While country racing achieved much under Stan's tenure, he is concerned about country racing in the short term.
"The problem with divided television rights has affected turnover and that is going to affect the amount of money available to country racing," he said.
"We had plans to lift prize money overall, take major clubs to the same prize money level as regional clubs, increase prize money for Saturday non-TAB meetings and inject more money into race course maintenance.
"We also had a plan to help clubs, on a dollar for dollar basis, that wanted to take prize money for their major races to $100,000. That would have eventually given country racing 10 or 12 races worth $100,000 or more.
"The current situation has put those plans back by at least 12 months."
nNORTHERN Rivers Racing: Today, Casino TAB, tomorrow Bowraville (cup) TAB, Thursday July 7 Grafton (Westlawn day) TAB, Sunday July 10 Grafton (South Grafton cup) TAB, Wednesday July 13 Grafton (Ramornie) TAB, Thursday July 14 Grafton (cup) TAB, Sunday July 17 Grafton (Maclean cup) TAB, Monday July 18 Murwillumbah TAB, Sunday July 24 Coffs Harbour TAB.
nTHE amazing recuperative powers of Casino race course have survived a stewards inspection and today's seven-event TAB meeting will go ahead.
This is despite the track being drenched by the rain that caused widespread flooding last Thursday.
Stewards inspected the track at 2.30pm yesterday and apart from one small section were surprised with how quickly the track had recovered.
This meeting and particularly the first race will hold special memories for former jockey Gary Kliese.
It was at this meeting in 1996 that Kliese rode his last winner, scoring on the Sue Bir- ney-trained Tioga.
Lees than a week later he was badly injured in a fall at Coffs Harbour which ended his riding career.
The first race on today's program has been named the Thank You Gary Kliese Maiden Hcp to recognise the support he gives local racing through his role with Ra- dio 2KY.
nWHEN you're on a roll ... Last Saturday Ross Gorman won Grafton District Services Club's jackpot TAB bet yet again.
While Ross has become a regular winner of the bet it doesn't always mean he can pick a winner.
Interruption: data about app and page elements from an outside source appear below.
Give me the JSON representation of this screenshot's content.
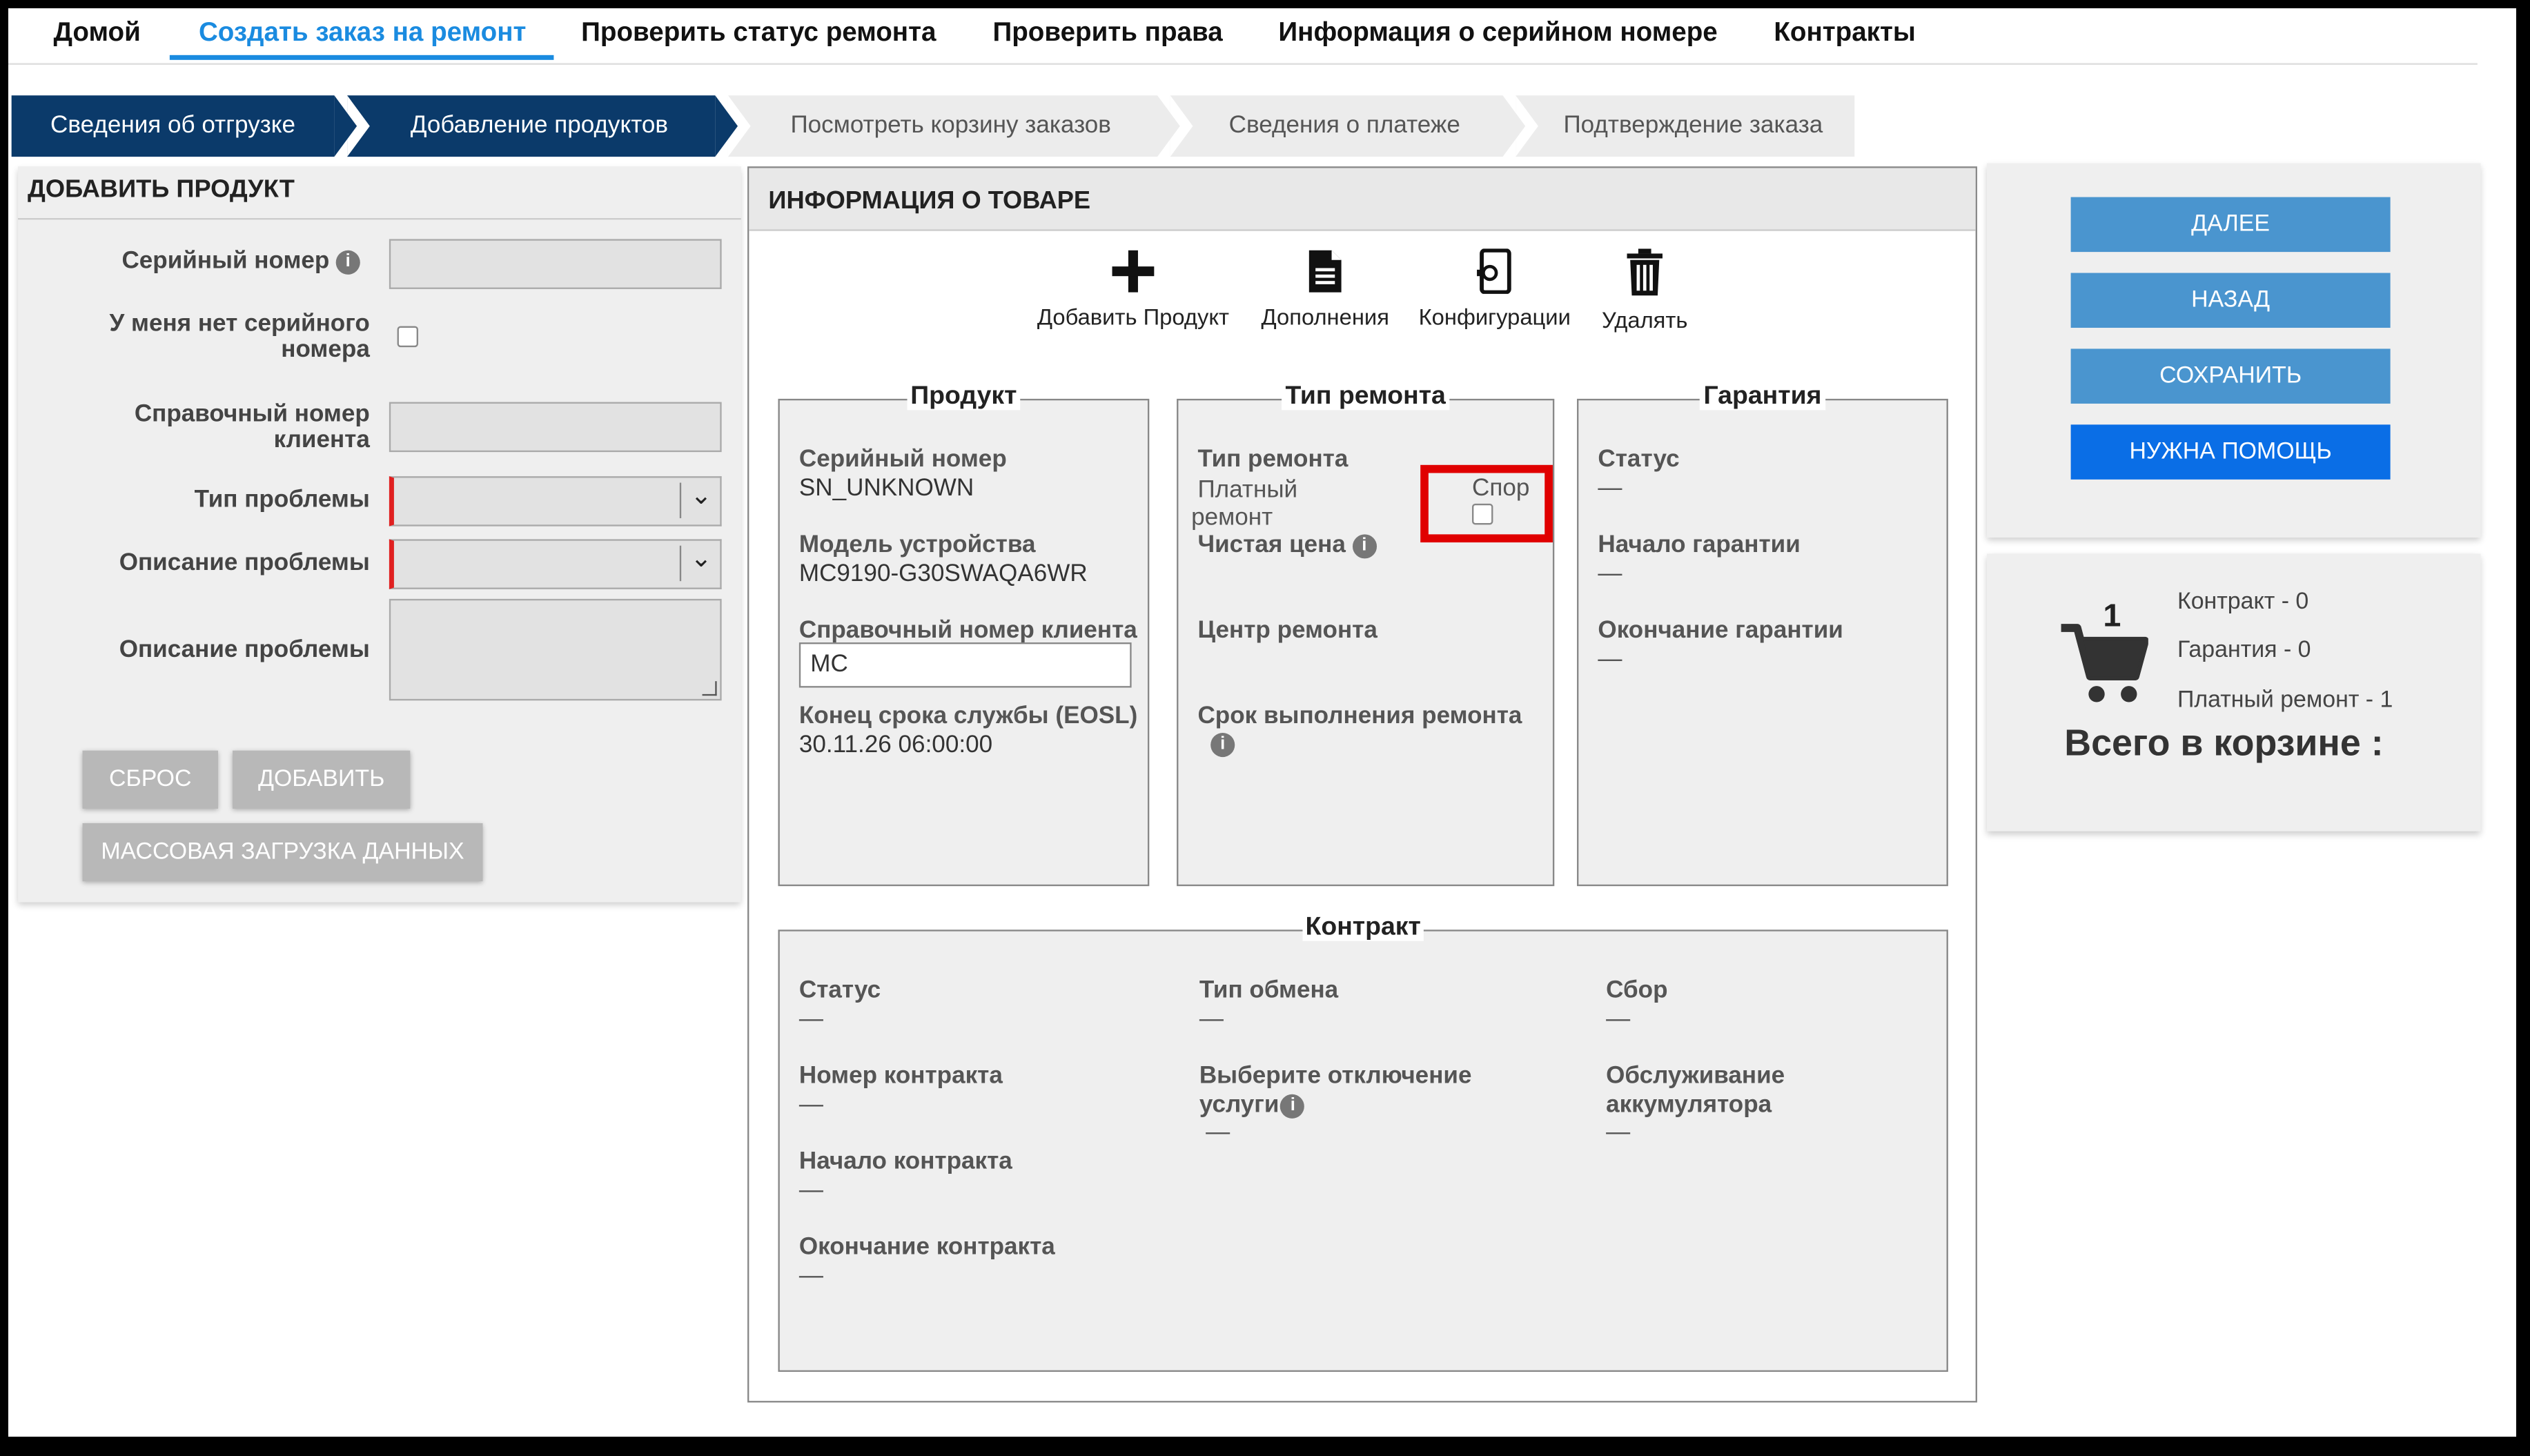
{
  "nav": {
    "items": [
      "Домой",
      "Создать заказ на ремонт",
      "Проверить статус ремонта",
      "Проверить права",
      "Информация о серийном номере",
      "Контракты"
    ]
  },
  "wizard": {
    "steps": [
      "Сведения об отгрузке",
      "Добавление продуктов",
      "Посмотреть корзину заказов",
      "Сведения о платеже",
      "Подтверждение заказа"
    ]
  },
  "add_product": {
    "title": "ДОБАВИТЬ ПРОДУКТ",
    "serial_label": "Серийный номер",
    "no_serial_label_1": "У меня нет серийного",
    "no_serial_label_2": "номера",
    "customer_ref_label_1": "Справочный номер",
    "customer_ref_label_2": "клиента",
    "problem_type_label": "Тип проблемы",
    "problem_desc_label": "Описание проблемы",
    "problem_desc2_label": "Описание проблемы",
    "reset_button": "СБРОС",
    "add_button": "ДОБАВИТЬ",
    "bulk_button": "МАССОВАЯ ЗАГРУЗКА ДАННЫХ"
  },
  "product_info": {
    "title": "ИНФОРМАЦИЯ О ТОВАРЕ",
    "tools": {
      "add": "Добавить Продукт",
      "addons": "Дополнения",
      "config": "Конфигурации",
      "delete": "Удалять"
    },
    "product": {
      "legend": "Продукт",
      "serial_label": "Серийный номер",
      "serial_value": "SN_UNKNOWN",
      "model_label": "Модель устройства",
      "model_value": "MC9190-G30SWAQA6WR",
      "ref_label": "Справочный номер клиента",
      "ref_value": "MC",
      "eosl_label": "Конец срока службы (EOSL)",
      "eosl_value": "30.11.26 06:00:00"
    },
    "repair": {
      "legend": "Тип ремонта",
      "type_label": "Тип ремонта",
      "type_value_1": "Платный",
      "type_value_2": "ремонт",
      "dispute_label": "Спор",
      "net_price_label": "Чистая цена",
      "center_label": "Центр ремонта",
      "turnaround_label": "Срок выполнения ремонта"
    },
    "warranty": {
      "legend": "Гарантия",
      "status_label": "Статус",
      "status_value": "—",
      "start_label": "Начало гарантии",
      "start_value": "—",
      "end_label": "Окончание гарантии",
      "end_value": "—"
    },
    "contract": {
      "legend": "Контракт",
      "status_label": "Статус",
      "status_value": "—",
      "number_label": "Номер контракта",
      "number_value": "—",
      "start_label": "Начало контракта",
      "start_value": "—",
      "end_label": "Окончание контракта",
      "end_value": "—",
      "exchange_label": "Тип обмена",
      "exchange_value": "—",
      "opt_out_label_1": "Выберите отключение",
      "opt_out_label_2": "услуги",
      "opt_out_value": "—",
      "fee_label": "Сбор",
      "fee_value": "—",
      "battery_label_1": "Обслуживание",
      "battery_label_2": "аккумулятора",
      "battery_value": "—"
    }
  },
  "actions": {
    "next": "ДАЛЕЕ",
    "back": "НАЗАД",
    "save": "СОХРАНИТЬ",
    "help": "НУЖНА ПОМОЩЬ"
  },
  "cart": {
    "count": "1",
    "contract": "Контракт - 0",
    "warranty": "Гарантия - 0",
    "paid": "Платный ремонт - 1",
    "total": "Всего в корзине :"
  },
  "colors": {
    "accent": "#1a8be0",
    "wizard_done": "#0b3a6a",
    "action_button": "#4a95cf",
    "help_button": "#0a6ee6",
    "highlight": "#e00000",
    "required": "#e02020"
  }
}
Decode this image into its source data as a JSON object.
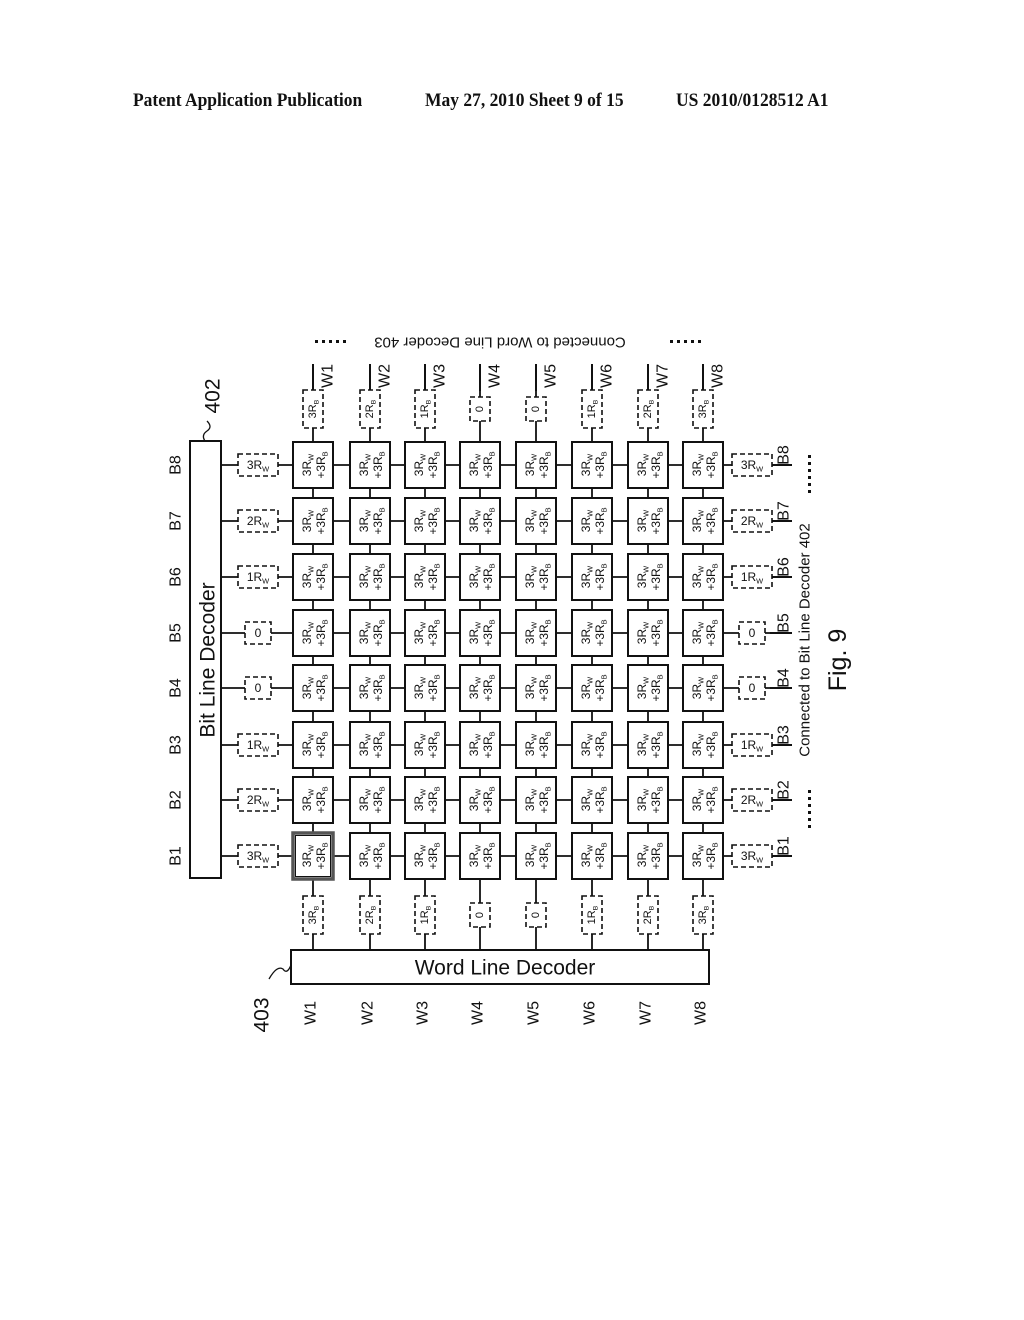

He had $15 for the win and $10 for the place on Motivator at Eagle Farm, but it could manage only sixth behind Sky Love in the Tattersalls Cup.